Stan makes Euro predictions! (now with data and code so you can fit your own, better model)

Leonardo Egidi writes: Inspired by your world cup model I fitted in Stan a model for the Euro Cup which start today, with two Poisson distributions for the goals scored at every match by the two teams (perfect prediction for the first match!). Data and code are here. Here’s the model, and here are the […]

A research project for you! Using precursor data to evaluate the Leicester odds.

OK, here’s a research project for someone who’s interested in sports statistics. It’s from this comment by Paul in a recent thread: What I would like to see (has anyone done it?) is an analysis of the performance of EPL teams that had similar pre-season odds to Leicester over the last 15-20 years or so. […]

NBA is hiring; no height requirement

Jason Rosenfeld writes: I’m looking to hire a basketball analyst to join my basketball analytics team here at the NBA League Office in NYC. Looking for someone who is graduating now or graduated recently (probably better suited for an undergrad, though grad students are welcome to reach out as well). Looking for a background in […]

Freak Punts on Leicester Bet

I went over to the Freakonomics website and found this story about Leicester City’s unexpected championship. Here’s Stephen Dubner: At the start of this season, British betting houses put Leicester’s chances of winning the league at 5,000-to-1, which seemed, if anything, perhaps too generous. My [Dubner’s] son Solomon again: SOLOMON DUBNER: What would you say […]

Splitsville for Thiel and Kasparov?

The tech zillionaire and the chess champion were always a bit of an odd couple, and I’ve felt for awhile that it was just as well that they never finished that book they were talking about. But given that each of them has taken a second career in political activism, I can’t imagine that they’re […]

Nick and Nate and Mark on Leicester and Trump

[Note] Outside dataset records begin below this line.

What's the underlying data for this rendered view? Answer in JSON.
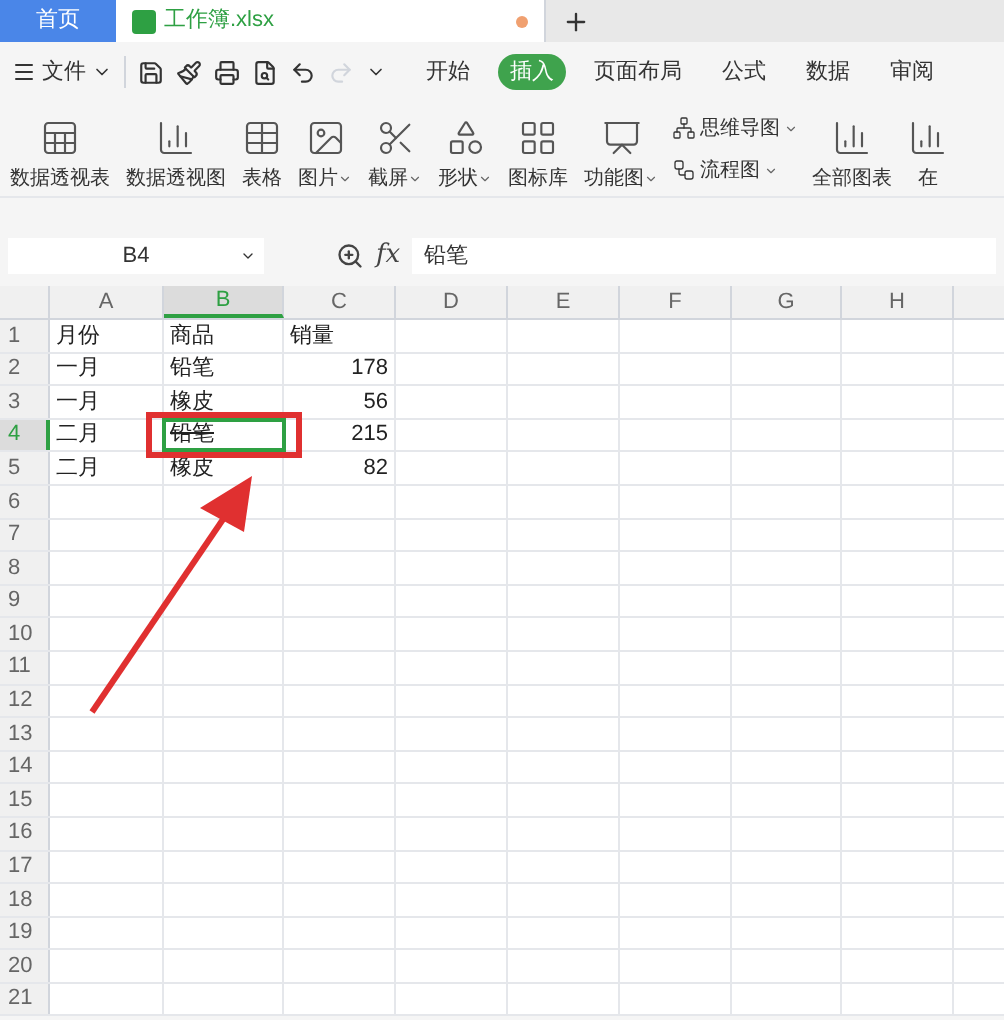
{
  "tabs": [
    {
      "label": "首页",
      "selected": false,
      "kind": "home"
    },
    {
      "label": "工作簿.xlsx",
      "selected": true,
      "kind": "file",
      "unsaved": true
    }
  ],
  "menu": {
    "file": "文件",
    "ribbon_tabs": [
      {
        "label": "开始",
        "selected": false
      },
      {
        "label": "插入",
        "selected": true
      },
      {
        "label": "页面布局",
        "selected": false
      },
      {
        "label": "公式",
        "selected": false
      },
      {
        "label": "数据",
        "selected": false
      },
      {
        "label": "审阅",
        "selected": false
      }
    ]
  },
  "ribbon": [
    {
      "kind": "pivot-table",
      "label": "数据透视表",
      "dropdown": false
    },
    {
      "kind": "pivot-chart",
      "label": "数据透视图",
      "dropdown": false
    },
    {
      "kind": "table",
      "label": "表格",
      "dropdown": false
    },
    {
      "kind": "image",
      "label": "图片",
      "dropdown": true
    },
    {
      "kind": "screenshot",
      "label": "截屏",
      "dropdown": true
    },
    {
      "kind": "shape",
      "label": "形状",
      "dropdown": true
    },
    {
      "kind": "icons",
      "label": "图标库",
      "dropdown": false
    },
    {
      "kind": "function",
      "label": "功能图",
      "dropdown": true
    },
    {
      "kind": "stack",
      "items": [
        {
          "kind": "mindmap",
          "label": "思维导图",
          "dropdown": true
        },
        {
          "kind": "flow",
          "label": "流程图",
          "dropdown": true
        }
      ]
    },
    {
      "kind": "chart",
      "label": "全部图表",
      "dropdown": false
    },
    {
      "kind": "chart",
      "label": "在",
      "dropdown": false
    }
  ],
  "formula_bar": {
    "cell_ref": "B4",
    "fx": "fx",
    "value": "铅笔"
  },
  "sheet": {
    "columns": [
      {
        "label": "A",
        "selected": false
      },
      {
        "label": "B",
        "selected": true
      },
      {
        "label": "C",
        "selected": false
      },
      {
        "label": "D",
        "selected": false
      },
      {
        "label": "E",
        "selected": false
      },
      {
        "label": "F",
        "selected": false
      },
      {
        "label": "G",
        "selected": false
      },
      {
        "label": "H",
        "selected": false
      }
    ],
    "rows": [
      {
        "label": "1",
        "selected": false,
        "cells": [
          {
            "text": "月份",
            "kind": "text",
            "struck": false
          },
          {
            "text": "商品",
            "kind": "text",
            "struck": false
          },
          {
            "text": "销量",
            "kind": "text",
            "struck": false
          }
        ]
      },
      {
        "label": "2",
        "selected": false,
        "cells": [
          {
            "text": "一月",
            "kind": "text",
            "struck": false
          },
          {
            "text": "铅笔",
            "kind": "text",
            "struck": false
          },
          {
            "text": "178",
            "kind": "number",
            "struck": false
          }
        ]
      },
      {
        "label": "3",
        "selected": false,
        "cells": [
          {
            "text": "一月",
            "kind": "text",
            "struck": false
          },
          {
            "text": "橡皮",
            "kind": "text",
            "struck": false
          },
          {
            "text": "56",
            "kind": "number",
            "struck": false
          }
        ]
      },
      {
        "label": "4",
        "selected": true,
        "cells": [
          {
            "text": "二月",
            "kind": "text",
            "struck": false
          },
          {
            "text": "铅笔",
            "kind": "text",
            "struck": true
          },
          {
            "text": "215",
            "kind": "number",
            "struck": false
          }
        ]
      },
      {
        "label": "5",
        "selected": false,
        "cells": [
          {
            "text": "二月",
            "kind": "text",
            "struck": false
          },
          {
            "text": "橡皮",
            "kind": "text",
            "struck": false
          },
          {
            "text": "82",
            "kind": "number",
            "struck": false
          }
        ]
      },
      {
        "label": "6",
        "selected": false
      },
      {
        "label": "7",
        "selected": false
      },
      {
        "label": "8",
        "selected": false
      },
      {
        "label": "9",
        "selected": false
      },
      {
        "label": "10",
        "selected": false
      },
      {
        "label": "11",
        "selected": false
      },
      {
        "label": "12",
        "selected": false
      },
      {
        "label": "13",
        "selected": false
      },
      {
        "label": "14",
        "selected": false
      },
      {
        "label": "15",
        "selected": false
      },
      {
        "label": "16",
        "selected": false
      },
      {
        "label": "17",
        "selected": false
      },
      {
        "label": "18",
        "selected": false
      },
      {
        "label": "19",
        "selected": false
      },
      {
        "label": "20",
        "selected": false
      },
      {
        "label": "21",
        "selected": false
      }
    ]
  }
}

Just following up on our post the other day on retrospective evaluations of probabilistic predictions: For more on Leicester City, see Nick Goff on Why did bookmakers lose on Leicester? and What price SHOULD Leicester have been? (forwarded to me by commenter Iggy). For more on Trump, see Nate Silver on How I Acted Like […]

Beautiful Graphs for Baseball Strike-Count Performance

This post is by Bob. I have no idea what Andrew will make of these graphs; I’ve been hoping to gather enough comments from him to code up a ggplot theme. Shravan, you can move along, there’s nothing here but baseball. Jim Albert created some great graphs for strike-count performance in a series of two […]

Leicester City and Donald Trump: How to think about predictions and longshot victories?

Leicester City was a 5000-to-1 shot to win the championship—and they did it. Donald Trump wasn’t supposed to win the Republican nomination—last summer Nate gave him a 2% chance—and it looks like he will win. For that matter, Nate only gave Bernie Sanders a 7% chance, and he came pretty close. Soccer There’s been a […]

MAPKIA 2: Josh and Drew shred the CCP/APPC “Political Polarization Literacy” test!

Just like the original Jaws 2, this story features neither Richard Dreyfus nor Steven Spielberg. It all started when Dan Kahan sent me the following puzzle: Match the resonses of large nationally representative sample to supporting these policy items. I let this languish in my inbox for awhile until Kahan taunted me by letting me […]